> [Dataset extract]:

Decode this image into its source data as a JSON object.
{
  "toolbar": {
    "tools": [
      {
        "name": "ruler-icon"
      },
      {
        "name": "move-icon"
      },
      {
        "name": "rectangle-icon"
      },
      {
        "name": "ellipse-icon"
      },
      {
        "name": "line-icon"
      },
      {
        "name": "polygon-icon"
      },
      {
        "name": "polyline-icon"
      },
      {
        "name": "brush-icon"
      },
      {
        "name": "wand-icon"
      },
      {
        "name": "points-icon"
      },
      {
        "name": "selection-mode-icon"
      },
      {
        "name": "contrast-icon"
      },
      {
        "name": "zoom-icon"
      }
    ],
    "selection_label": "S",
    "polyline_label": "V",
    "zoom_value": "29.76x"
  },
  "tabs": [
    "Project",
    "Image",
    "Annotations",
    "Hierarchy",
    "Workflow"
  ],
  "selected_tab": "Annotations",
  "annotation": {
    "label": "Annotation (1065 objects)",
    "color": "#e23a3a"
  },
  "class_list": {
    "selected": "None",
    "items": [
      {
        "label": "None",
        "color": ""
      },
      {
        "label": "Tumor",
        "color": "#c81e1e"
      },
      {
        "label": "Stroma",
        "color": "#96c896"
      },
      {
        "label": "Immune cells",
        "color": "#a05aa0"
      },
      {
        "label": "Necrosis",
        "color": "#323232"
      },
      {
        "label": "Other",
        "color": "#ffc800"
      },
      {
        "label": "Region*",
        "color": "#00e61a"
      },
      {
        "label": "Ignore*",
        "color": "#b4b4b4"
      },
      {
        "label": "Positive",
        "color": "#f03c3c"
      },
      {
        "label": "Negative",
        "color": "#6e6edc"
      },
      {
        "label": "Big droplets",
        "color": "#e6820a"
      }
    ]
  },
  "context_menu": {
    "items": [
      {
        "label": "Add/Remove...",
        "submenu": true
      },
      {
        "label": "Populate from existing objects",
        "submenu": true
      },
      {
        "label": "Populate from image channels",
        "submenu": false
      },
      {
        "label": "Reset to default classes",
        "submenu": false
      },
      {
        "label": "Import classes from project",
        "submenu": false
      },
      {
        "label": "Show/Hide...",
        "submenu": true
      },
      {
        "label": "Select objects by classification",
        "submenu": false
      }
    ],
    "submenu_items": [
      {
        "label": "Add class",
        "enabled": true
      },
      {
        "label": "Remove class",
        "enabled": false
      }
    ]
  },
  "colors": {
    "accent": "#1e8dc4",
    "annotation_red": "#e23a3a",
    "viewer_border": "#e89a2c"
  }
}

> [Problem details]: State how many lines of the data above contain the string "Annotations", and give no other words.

> [Completed task]: 2